What the task requires: Only lines that contain the string "stacked" should be returned from the material below.

Source material:
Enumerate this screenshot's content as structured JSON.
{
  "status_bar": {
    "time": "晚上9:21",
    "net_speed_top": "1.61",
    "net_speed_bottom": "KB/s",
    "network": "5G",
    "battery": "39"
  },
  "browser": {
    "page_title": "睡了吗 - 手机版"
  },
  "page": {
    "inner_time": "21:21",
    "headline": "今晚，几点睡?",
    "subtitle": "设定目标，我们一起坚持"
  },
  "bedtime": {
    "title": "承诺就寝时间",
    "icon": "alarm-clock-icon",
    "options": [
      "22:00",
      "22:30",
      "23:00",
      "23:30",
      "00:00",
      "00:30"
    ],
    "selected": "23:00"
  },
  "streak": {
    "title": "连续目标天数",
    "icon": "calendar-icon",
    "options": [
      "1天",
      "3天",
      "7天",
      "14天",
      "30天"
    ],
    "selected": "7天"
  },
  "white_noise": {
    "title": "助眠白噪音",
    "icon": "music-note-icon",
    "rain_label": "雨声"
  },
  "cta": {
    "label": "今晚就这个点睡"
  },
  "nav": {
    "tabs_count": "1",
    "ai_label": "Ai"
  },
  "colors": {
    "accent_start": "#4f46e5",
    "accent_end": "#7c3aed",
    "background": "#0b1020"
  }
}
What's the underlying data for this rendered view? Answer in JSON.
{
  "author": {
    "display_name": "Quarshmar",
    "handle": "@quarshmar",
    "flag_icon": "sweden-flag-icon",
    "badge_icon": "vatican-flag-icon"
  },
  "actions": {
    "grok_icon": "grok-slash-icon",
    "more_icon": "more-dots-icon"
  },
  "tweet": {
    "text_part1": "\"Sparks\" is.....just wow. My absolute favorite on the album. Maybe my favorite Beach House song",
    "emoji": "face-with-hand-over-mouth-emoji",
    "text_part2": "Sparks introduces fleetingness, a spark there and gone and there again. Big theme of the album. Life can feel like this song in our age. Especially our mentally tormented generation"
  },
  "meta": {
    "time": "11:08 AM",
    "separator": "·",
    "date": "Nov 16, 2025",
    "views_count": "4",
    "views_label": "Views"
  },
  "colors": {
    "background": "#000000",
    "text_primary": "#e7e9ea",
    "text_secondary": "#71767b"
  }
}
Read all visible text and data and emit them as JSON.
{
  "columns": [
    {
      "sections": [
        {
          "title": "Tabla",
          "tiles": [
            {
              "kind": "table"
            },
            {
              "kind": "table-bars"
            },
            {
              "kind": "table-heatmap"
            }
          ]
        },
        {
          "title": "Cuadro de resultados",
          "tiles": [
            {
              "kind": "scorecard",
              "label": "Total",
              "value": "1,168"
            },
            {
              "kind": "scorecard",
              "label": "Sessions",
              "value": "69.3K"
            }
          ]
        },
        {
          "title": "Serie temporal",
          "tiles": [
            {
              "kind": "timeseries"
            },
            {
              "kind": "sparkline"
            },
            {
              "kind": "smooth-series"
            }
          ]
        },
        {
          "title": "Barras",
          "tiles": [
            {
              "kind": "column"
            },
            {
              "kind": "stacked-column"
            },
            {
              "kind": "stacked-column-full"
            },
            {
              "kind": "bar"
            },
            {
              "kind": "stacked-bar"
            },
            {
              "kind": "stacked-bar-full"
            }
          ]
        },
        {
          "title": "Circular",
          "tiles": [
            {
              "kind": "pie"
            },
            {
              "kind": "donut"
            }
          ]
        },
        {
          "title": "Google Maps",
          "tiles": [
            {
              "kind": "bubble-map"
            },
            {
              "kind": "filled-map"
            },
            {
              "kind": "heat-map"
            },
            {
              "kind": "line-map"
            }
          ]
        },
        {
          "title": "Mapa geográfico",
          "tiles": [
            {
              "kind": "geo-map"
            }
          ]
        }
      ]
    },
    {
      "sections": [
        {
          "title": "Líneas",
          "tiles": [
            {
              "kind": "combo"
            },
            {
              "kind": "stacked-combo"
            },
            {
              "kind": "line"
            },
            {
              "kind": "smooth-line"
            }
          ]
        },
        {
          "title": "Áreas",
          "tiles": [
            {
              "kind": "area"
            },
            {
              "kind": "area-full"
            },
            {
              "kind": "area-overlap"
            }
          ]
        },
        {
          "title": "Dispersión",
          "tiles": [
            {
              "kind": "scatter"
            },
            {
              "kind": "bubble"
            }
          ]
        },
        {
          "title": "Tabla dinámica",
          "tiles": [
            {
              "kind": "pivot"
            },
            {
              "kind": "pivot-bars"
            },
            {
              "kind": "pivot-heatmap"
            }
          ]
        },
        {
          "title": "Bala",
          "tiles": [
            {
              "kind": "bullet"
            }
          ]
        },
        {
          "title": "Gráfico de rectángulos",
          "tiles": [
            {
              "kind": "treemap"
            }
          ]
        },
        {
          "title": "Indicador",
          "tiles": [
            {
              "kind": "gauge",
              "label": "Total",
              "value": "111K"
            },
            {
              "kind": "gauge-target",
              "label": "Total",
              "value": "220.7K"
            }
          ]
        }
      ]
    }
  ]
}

Written reply:
              "kind": "stacked-column"
              "kind": "stacked-column-full"
              "kind": "stacked-bar"
              "kind": "stacked-bar-full"
              "kind": "stacked-combo"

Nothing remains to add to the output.